(Stored data entries)
+---+

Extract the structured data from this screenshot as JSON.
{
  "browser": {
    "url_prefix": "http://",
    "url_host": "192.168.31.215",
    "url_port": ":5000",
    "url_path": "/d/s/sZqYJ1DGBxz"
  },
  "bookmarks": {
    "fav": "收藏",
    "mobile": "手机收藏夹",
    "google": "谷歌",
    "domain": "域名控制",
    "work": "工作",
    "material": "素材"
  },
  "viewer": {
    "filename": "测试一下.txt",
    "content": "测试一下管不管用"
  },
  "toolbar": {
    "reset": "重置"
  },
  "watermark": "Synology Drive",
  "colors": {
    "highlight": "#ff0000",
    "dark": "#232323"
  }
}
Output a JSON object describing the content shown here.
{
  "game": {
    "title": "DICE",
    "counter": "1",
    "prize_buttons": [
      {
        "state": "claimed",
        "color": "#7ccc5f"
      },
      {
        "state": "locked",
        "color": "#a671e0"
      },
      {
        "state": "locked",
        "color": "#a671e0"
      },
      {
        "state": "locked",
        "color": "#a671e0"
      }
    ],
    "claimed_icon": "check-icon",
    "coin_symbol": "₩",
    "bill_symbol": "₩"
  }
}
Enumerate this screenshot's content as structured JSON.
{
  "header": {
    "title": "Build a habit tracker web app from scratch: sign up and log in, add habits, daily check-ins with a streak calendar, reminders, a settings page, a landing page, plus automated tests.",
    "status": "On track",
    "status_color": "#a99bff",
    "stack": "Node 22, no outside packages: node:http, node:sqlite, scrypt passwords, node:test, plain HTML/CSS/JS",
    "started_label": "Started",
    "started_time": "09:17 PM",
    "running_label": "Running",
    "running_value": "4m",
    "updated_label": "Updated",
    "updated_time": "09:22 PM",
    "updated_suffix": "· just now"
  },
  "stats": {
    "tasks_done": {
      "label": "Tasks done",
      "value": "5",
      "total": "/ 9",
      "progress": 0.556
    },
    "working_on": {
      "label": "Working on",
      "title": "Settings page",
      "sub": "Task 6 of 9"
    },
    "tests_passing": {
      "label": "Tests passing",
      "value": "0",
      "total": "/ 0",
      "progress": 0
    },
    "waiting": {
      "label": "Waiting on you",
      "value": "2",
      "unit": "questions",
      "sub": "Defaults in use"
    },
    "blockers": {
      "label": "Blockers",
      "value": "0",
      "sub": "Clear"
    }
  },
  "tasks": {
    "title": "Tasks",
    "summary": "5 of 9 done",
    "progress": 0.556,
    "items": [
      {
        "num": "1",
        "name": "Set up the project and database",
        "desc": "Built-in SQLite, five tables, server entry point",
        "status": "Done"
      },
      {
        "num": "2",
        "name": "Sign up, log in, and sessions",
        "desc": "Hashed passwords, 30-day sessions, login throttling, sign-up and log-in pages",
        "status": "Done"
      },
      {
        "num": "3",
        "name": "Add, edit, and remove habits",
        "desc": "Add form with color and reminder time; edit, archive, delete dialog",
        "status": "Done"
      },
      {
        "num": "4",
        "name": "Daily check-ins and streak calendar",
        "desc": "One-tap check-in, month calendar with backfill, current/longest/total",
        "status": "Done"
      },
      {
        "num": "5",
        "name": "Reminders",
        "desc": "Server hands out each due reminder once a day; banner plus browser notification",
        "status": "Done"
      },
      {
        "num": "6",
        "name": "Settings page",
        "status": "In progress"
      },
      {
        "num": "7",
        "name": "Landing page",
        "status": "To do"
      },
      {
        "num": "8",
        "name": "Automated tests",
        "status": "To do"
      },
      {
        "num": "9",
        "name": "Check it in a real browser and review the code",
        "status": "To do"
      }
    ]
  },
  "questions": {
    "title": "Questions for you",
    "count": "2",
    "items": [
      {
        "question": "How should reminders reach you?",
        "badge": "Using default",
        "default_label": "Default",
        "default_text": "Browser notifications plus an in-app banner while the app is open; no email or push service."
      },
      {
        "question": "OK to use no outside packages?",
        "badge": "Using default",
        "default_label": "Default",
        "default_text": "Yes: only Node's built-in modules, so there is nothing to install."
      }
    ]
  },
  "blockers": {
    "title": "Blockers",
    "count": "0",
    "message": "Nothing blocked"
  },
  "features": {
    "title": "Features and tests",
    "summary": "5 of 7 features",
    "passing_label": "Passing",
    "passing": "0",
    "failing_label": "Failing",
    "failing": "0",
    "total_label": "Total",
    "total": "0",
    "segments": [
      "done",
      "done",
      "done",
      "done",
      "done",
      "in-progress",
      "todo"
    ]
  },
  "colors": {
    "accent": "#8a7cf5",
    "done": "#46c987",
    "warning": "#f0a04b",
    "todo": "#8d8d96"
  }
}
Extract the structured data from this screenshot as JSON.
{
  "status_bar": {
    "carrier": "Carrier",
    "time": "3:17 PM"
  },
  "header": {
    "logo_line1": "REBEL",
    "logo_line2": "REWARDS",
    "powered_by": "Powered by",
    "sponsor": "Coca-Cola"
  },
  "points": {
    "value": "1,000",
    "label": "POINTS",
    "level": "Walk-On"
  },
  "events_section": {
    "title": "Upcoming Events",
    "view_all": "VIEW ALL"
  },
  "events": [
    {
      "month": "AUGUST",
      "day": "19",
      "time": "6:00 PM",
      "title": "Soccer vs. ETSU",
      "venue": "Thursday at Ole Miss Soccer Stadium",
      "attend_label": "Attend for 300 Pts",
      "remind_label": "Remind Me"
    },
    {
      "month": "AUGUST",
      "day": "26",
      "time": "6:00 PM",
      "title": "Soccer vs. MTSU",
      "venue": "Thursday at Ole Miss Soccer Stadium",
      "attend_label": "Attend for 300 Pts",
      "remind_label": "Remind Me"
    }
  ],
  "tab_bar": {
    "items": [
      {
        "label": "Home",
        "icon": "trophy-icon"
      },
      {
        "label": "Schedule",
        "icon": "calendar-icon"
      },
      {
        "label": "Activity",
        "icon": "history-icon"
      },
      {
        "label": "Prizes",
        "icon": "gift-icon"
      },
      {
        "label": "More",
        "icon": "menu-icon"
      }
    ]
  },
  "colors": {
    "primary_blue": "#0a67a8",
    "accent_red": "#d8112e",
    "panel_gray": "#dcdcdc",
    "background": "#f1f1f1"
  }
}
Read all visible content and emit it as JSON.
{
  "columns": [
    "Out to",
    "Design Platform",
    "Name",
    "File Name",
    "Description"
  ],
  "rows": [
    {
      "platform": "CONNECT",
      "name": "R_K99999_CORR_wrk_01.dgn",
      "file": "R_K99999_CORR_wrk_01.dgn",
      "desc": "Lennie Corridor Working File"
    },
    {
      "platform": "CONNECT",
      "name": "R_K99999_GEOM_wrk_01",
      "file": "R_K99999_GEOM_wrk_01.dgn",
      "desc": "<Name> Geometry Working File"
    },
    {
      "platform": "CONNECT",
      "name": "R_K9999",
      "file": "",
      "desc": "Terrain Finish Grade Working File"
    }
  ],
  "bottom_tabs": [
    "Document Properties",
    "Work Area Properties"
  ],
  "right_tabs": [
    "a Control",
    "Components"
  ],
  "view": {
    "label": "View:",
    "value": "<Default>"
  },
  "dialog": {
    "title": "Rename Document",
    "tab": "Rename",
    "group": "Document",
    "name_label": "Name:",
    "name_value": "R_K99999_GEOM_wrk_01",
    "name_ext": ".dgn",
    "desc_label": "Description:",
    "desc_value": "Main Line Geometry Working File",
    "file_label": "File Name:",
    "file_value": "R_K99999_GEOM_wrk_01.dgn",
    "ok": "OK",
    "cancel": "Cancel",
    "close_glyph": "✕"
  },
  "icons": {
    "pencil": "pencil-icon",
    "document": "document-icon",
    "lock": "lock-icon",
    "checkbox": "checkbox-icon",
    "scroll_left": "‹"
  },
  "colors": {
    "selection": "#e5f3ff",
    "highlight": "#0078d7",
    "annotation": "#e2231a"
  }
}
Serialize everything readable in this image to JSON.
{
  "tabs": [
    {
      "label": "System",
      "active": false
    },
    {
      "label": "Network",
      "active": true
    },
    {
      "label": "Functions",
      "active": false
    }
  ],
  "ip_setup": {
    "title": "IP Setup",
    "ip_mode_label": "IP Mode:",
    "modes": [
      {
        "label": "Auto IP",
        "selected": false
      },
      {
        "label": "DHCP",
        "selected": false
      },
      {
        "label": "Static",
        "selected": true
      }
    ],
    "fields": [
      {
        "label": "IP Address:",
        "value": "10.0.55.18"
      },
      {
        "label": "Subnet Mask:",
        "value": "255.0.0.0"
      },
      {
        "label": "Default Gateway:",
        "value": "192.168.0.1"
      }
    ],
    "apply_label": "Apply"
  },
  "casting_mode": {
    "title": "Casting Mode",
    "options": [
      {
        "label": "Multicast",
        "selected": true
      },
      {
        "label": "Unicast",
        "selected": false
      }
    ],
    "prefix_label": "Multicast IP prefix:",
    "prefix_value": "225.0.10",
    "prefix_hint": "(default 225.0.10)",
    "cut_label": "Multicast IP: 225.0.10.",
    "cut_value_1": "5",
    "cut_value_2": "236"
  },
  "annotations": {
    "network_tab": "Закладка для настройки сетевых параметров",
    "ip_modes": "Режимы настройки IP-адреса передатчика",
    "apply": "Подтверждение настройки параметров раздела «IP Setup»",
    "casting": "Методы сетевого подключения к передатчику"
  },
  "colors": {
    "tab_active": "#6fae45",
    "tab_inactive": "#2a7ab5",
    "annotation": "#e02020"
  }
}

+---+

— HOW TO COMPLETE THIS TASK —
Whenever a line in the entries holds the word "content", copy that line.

— RESULT —
    "content": "测试一下管不管用"
Output a JSON object describing the content shown here.
Enumerate this screenshot's content as structured JSON.
Read all visible content and emit it as JSON.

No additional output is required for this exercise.